# What you will do:
Copy each line of the data that has "desc" in it.
======== The data
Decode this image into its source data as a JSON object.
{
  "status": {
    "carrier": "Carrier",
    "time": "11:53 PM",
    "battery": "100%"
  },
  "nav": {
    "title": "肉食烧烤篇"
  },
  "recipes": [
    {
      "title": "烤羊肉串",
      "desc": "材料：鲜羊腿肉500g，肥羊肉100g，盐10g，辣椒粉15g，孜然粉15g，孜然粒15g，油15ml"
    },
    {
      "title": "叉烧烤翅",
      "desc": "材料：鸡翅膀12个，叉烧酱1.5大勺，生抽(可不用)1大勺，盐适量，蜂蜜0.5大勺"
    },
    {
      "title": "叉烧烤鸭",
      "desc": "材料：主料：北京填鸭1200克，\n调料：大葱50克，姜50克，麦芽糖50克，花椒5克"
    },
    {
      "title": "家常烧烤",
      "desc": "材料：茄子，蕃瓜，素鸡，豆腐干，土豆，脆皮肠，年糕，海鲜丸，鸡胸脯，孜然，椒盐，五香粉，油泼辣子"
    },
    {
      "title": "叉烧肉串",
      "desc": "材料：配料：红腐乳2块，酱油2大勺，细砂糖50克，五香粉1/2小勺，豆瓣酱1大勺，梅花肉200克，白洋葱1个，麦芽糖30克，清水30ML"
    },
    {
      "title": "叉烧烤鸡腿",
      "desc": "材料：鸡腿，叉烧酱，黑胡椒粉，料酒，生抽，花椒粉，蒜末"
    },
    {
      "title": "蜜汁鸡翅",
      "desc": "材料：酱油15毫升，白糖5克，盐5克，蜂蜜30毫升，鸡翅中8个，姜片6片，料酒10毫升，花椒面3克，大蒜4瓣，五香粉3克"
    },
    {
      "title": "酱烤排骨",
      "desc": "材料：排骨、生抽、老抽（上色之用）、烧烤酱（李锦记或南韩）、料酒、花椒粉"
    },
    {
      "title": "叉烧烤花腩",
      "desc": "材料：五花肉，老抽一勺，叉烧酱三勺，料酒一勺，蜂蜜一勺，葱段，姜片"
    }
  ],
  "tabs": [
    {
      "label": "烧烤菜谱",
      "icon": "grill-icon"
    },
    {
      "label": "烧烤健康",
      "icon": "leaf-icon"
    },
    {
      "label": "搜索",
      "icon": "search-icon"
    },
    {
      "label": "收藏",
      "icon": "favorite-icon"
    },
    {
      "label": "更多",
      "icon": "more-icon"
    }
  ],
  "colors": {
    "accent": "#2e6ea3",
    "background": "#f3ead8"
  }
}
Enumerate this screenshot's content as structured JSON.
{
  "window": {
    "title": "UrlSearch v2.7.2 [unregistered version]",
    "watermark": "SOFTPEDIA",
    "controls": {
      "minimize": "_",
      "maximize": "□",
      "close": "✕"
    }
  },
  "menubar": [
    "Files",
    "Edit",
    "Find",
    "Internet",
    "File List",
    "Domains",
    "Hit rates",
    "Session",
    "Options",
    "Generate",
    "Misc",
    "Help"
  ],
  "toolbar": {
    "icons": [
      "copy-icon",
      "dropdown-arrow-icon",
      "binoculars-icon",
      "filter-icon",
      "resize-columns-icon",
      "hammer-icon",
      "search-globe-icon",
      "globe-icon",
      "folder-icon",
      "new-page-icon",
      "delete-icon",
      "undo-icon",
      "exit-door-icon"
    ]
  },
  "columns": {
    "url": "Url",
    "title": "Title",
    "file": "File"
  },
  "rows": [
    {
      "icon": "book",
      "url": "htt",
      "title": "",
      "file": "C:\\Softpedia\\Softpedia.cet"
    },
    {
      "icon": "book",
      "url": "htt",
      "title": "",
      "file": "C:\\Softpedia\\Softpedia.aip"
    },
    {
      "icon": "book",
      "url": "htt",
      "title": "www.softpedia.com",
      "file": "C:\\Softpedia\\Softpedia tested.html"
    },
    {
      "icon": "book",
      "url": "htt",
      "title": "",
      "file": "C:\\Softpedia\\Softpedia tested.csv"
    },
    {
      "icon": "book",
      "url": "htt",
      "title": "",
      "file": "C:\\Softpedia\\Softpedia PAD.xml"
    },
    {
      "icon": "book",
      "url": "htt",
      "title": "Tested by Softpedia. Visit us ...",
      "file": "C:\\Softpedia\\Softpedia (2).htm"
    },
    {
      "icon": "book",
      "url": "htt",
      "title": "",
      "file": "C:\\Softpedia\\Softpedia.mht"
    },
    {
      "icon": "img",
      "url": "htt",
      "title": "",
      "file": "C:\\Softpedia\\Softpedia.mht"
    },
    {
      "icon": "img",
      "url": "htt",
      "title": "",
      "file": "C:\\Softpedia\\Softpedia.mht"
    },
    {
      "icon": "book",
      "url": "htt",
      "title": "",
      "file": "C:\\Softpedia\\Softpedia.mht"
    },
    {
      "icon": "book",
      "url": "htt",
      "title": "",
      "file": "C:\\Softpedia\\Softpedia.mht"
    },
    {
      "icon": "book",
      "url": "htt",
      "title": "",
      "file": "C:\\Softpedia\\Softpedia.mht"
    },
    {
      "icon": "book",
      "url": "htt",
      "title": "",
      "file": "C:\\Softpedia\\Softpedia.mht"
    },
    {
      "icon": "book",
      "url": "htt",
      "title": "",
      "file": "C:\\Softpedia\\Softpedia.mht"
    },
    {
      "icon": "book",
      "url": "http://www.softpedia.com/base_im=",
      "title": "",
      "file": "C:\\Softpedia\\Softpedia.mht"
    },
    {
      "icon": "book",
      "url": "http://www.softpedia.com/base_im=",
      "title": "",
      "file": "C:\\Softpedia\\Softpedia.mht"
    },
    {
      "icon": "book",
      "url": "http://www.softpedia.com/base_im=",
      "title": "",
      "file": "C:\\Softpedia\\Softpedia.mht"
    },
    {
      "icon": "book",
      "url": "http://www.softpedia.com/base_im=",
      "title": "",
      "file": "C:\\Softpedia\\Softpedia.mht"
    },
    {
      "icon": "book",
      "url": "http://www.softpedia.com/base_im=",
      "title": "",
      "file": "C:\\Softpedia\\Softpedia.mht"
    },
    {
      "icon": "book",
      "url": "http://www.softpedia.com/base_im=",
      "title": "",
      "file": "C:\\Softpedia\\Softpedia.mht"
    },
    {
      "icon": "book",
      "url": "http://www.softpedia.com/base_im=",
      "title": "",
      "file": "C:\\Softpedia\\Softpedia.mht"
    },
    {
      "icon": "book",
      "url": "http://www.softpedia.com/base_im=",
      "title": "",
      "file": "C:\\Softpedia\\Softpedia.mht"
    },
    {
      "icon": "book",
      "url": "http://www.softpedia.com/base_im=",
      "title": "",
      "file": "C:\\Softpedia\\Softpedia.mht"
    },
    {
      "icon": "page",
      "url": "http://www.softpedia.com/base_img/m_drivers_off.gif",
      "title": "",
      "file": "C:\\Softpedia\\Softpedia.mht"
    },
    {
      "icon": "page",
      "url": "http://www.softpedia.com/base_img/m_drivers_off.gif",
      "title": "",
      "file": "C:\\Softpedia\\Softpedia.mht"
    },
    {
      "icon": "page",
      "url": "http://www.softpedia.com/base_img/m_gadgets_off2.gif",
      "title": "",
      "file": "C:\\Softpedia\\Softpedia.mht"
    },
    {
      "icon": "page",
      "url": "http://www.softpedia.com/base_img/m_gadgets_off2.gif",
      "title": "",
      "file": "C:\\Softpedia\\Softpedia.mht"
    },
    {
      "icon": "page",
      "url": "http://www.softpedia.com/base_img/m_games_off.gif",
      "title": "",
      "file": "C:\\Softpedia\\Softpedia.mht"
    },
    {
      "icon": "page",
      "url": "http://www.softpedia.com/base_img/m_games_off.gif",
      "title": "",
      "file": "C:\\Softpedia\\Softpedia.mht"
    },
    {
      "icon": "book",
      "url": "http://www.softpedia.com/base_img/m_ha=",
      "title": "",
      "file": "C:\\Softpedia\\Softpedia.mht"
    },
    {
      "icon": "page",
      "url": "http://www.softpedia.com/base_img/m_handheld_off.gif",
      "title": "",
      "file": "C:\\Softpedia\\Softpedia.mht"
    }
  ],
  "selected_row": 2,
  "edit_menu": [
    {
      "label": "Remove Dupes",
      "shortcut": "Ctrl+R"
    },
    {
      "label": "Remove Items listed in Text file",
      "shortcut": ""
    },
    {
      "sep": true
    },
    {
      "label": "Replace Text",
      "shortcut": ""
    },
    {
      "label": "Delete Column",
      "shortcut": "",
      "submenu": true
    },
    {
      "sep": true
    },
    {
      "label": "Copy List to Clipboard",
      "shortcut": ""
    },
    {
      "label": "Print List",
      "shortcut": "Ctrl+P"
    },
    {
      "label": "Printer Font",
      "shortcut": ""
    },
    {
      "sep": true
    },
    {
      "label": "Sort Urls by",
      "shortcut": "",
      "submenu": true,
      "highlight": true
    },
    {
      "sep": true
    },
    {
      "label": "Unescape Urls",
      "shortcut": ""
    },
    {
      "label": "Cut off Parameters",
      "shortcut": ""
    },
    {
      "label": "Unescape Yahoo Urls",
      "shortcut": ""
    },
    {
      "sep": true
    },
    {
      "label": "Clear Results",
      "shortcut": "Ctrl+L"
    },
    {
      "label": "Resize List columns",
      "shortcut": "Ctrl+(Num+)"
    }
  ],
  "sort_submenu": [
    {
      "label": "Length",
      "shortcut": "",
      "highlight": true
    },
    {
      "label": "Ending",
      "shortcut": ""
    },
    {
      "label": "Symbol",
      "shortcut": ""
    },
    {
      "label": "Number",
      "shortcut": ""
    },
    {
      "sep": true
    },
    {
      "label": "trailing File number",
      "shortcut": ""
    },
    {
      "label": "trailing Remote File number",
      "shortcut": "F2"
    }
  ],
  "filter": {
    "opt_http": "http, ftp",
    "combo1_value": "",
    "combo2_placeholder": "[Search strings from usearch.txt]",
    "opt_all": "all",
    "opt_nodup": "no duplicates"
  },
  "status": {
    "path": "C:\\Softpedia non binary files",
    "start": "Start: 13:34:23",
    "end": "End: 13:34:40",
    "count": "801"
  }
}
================
# Result of the task:
      "desc": "材料：鲜羊腿肉500g，肥羊肉100g，盐10g，辣椒粉15g，孜然粉15g，孜然粒15g，油15ml"
      "desc": "材料：鸡翅膀12个，叉烧酱1.5大勺，生抽(可不用)1大勺，盐适量，蜂蜜0.5大勺"
      "desc": "材料：主料：北京填鸭1200克，\n调料：大葱50克，姜50克，麦芽糖50克，花椒5克"
      "desc": "材料：茄子，蕃瓜，素鸡，豆腐干，土豆，脆皮肠，年糕，海鲜丸，鸡胸脯，孜然，椒盐，五香粉，油泼辣子"
      "desc": "材料：配料：红腐乳2块，酱油2大勺，细砂糖50克，五香粉1/2小勺，豆瓣酱1大勺，梅花肉200克，白洋葱1个，麦芽糖30克，清水30ML"
      "desc": "材料：鸡腿，叉烧酱，黑胡椒粉，料酒，生抽，花椒粉，蒜末"
      "desc": "材料：酱油15毫升，白糖5克，盐5克，蜂蜜30毫升，鸡翅中8个，姜片6片，料酒10毫升，花椒面3克，大蒜4瓣，五香粉3克"
      "desc": "材料：排骨、生抽、老抽（上色之用）、烧烤酱（李锦记或南韩）、料酒、花椒粉"
      "desc": "材料：五花肉，老抽一勺，叉烧酱三勺，料酒一勺，蜂蜜一勺，葱段，姜片"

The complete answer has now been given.